It is evident that there is an evolution in the band’s interpretation of what punk rock should sound like, for them. “I think the whole idea behind our newest album, Vol. Three,” is that I’m slowly outgrowing this type of aggressive style of music as a means of communicating punk mentality,” Lindes informs. Vol. Three is split into Head to the Mountains and The Hand That Did The Deed, with one side being more “aggressive” and the other more ballad-focused as a means to reflect the band’s transition out of that more hard-edged styling. The way punk music is typically depicted, in Misha’s opinion, is not always the best representation of the genre. One of the biggest influences that changed his perspective on punk was the legendary band, Suicide. Misha asserts, “Finding Suicide totally opened my understanding of what punk music really is. It’s not about this aggressive, loud or fast music, sure that can be part of it, but it’s really about your approach to the kind of sound you want to make.”
SadGirl attempts to maintain that punk ethic, but has begun to couple it with the sounds played by early American guitar legends; an influence directly correlated to Misha’s musical upbringing. Growing up in a musically inclined household with a father who was a musician and an English mother who continues to be an enormous fan of music and creative arts, in general, gave him a liberating and stimulating environment to experiment creatively at a young age.
“My sister, brother and I were born in England and moved here when I was seven. I feel like for me, any scenario where we would visit family and friends in England, I was always the American kid, but when I moved here as a child in elementary school, I was the British kid. I had a rush of trying to identify myself as an American and figuring out American culture, sort of.” In an effort to find identity in a culture that was fairly unfamiliar to him at the time, he found a connection with “the early stuff in particular.” Early guitar legends like Les Paul, Mickey Baker, Link Wray, and Charlie Megira continue to be major influences and fuel SadGirl’s evolving sound.
In anticipation of their upcoming show on September 28th at The Echo, Misha hints that they have a new set that the group had been working on and will most likely debut that night; plus a couple of new songs that had been in the works. In terms of upcoming projects, “I’ve been working on writing and accumulating new material for a release eventually. We’ve got a tour in November which will be our first headlining tour in the Southwest and on the West Coast with the Paranoyds.” SadGirl will also be playing at Tropicalia on November 11th. For all the dates for SadGirl’s headlining tour see below.

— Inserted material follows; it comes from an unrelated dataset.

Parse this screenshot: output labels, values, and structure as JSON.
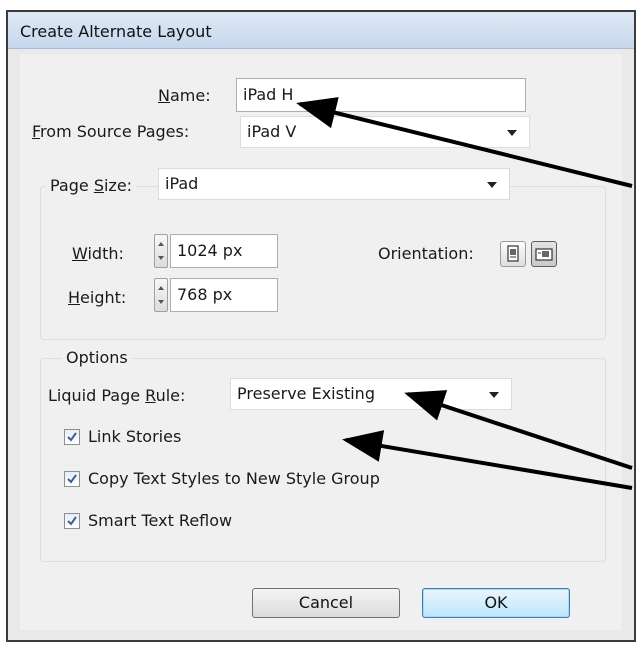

11/1 – Phoenix, AZ*
11/2 – Albuquerque, NM*
11/3 – El Paso, TX*
11/4 – Dallas, TX*
11/5 – Austin, TX*
11/6 – Houston, TX*
11/7 – San Antonio, TX*
11/9 – Tucson, AZ*
11/11 – Santa Ana, CA
11/12 – San Diego, CA
11/13 – Fresno, CA*
11/14 – San Francisco, CA*
Featured photo by Alex Aristei.